In determining whether the state has met the two pronged test under the automobile exception to the warrant requirement, the first issue that must be proven is probable cause (prong one of the analysis). The state will be required to show that the police officers conducting the search possessed a well-grounded suspicion that the vehicle contained either contraband or evidence of a crime. The state must then establish prong two, that there were exigent circumstances that made it impractical to secure a search warrant. Exigent circumstances have been described by the New Jersey Supreme Court as unforeseen and spontaneous circumstances giving rise to probable cause. State v. Alston, 88 N.J. 211 (1981). The events surrounding the incident may occur swiftly. Immediate police action is required or else the evidence may be lost. The vehicle itself may be moved. There may be other suspects waiting to become involved in the criminal enterprise. The police may be unable to immediately leave their positions or secure additional officers to guard the vehicle in question. All of these may lead to the exigent circumstances necessary to establish the second prong of the analysis under the automobile exception to the warrant requirement.

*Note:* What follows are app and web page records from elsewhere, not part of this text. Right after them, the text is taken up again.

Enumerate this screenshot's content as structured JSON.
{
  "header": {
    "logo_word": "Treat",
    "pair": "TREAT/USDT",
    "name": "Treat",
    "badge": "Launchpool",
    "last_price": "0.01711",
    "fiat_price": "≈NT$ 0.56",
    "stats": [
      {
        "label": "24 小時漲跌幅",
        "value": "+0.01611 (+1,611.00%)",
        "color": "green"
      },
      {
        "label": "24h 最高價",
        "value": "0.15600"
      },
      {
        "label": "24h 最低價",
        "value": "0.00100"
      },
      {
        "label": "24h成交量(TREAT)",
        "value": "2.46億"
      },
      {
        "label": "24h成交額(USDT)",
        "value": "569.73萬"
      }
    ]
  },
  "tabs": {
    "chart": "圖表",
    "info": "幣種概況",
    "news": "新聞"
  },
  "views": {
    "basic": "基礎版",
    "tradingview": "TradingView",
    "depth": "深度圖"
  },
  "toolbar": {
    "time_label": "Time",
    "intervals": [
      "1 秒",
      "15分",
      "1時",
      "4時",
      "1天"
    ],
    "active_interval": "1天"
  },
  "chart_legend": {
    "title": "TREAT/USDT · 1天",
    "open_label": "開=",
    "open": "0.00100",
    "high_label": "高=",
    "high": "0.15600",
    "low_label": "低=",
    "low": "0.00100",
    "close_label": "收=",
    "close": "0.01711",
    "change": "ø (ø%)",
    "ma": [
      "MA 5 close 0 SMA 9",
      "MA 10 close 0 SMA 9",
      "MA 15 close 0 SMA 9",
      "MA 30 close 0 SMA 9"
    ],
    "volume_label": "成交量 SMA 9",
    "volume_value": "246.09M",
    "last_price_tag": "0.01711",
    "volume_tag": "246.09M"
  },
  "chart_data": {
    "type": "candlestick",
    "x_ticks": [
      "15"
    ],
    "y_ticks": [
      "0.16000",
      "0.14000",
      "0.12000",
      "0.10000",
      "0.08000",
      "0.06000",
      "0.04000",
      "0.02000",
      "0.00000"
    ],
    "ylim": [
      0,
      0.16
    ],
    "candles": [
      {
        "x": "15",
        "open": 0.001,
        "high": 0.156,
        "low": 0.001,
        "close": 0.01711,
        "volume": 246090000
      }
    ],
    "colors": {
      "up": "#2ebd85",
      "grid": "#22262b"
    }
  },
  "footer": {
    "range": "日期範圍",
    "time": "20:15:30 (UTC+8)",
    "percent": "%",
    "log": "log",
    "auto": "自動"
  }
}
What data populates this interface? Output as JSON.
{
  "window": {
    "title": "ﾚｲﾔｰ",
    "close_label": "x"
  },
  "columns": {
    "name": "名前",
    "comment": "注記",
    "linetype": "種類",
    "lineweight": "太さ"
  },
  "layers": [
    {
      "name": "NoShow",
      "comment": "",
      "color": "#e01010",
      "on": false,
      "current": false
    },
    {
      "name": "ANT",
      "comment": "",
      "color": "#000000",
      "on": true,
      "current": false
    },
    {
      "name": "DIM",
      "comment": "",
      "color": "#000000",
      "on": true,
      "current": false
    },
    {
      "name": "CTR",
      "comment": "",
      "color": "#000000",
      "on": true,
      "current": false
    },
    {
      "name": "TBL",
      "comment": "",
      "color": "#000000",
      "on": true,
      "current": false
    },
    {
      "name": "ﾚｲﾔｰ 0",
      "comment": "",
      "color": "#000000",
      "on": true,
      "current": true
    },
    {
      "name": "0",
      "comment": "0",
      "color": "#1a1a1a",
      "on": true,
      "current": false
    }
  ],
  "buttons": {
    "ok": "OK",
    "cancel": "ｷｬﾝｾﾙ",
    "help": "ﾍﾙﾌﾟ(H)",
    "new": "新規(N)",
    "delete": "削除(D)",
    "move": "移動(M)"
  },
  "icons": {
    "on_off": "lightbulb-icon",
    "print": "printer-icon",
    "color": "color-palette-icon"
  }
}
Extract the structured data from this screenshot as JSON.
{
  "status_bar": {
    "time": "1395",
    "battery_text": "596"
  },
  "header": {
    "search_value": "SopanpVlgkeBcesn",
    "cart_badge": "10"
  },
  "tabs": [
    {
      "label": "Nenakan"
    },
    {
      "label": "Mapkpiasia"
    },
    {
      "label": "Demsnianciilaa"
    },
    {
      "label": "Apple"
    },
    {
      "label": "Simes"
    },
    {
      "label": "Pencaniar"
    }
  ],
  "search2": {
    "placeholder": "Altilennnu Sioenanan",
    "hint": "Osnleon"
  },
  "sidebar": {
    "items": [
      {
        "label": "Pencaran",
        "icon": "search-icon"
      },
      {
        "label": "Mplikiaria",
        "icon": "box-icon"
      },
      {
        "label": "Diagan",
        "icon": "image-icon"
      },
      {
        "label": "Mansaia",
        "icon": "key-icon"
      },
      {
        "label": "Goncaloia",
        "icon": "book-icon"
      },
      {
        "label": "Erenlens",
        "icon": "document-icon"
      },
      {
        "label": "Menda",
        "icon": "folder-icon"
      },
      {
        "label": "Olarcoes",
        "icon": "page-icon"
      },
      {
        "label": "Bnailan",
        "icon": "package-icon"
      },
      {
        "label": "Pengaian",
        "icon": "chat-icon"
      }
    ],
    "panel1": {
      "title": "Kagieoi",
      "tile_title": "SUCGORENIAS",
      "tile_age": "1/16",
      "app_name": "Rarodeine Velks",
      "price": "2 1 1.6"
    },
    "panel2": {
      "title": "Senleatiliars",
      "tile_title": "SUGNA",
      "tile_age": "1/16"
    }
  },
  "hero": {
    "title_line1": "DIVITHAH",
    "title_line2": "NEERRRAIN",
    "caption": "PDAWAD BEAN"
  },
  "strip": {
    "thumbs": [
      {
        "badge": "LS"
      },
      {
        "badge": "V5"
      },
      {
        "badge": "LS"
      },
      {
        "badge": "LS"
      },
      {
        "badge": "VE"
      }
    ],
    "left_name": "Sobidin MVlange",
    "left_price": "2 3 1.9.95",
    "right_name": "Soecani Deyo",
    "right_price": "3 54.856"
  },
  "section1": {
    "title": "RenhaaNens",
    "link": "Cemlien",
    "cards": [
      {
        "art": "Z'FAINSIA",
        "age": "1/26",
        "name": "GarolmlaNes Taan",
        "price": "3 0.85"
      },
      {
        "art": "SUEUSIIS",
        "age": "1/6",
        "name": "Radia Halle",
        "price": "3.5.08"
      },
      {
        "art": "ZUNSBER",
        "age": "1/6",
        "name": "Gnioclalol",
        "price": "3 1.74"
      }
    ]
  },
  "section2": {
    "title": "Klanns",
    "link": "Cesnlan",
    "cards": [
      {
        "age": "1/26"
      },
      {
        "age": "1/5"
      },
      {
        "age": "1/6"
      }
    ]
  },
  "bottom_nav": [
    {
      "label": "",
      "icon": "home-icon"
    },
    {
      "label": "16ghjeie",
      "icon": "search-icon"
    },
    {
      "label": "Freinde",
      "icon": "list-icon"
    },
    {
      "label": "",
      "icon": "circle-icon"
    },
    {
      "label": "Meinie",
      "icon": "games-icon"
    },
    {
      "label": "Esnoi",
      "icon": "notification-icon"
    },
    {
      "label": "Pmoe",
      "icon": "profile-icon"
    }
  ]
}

The New Jersey Supreme Court recognizes that the term “exigent circumstances” is inexact and incapable of precise definition. In determining whether exigent circumstances exist, examine the facts of the case and look for elements of rapidly unfolding, unpredictable events which may cause the loss or destruction of evidence and make it impractical for the police to obtain a search warrant. If both prongs of the test are met, the scope of the warrantless search under the automobile exception is defined by the object of the search and the place where there is probable cause to believe it may be found. This may involve searches of the trunk, the interior of the vehicle, and any closed containers that may be inside the vehicle.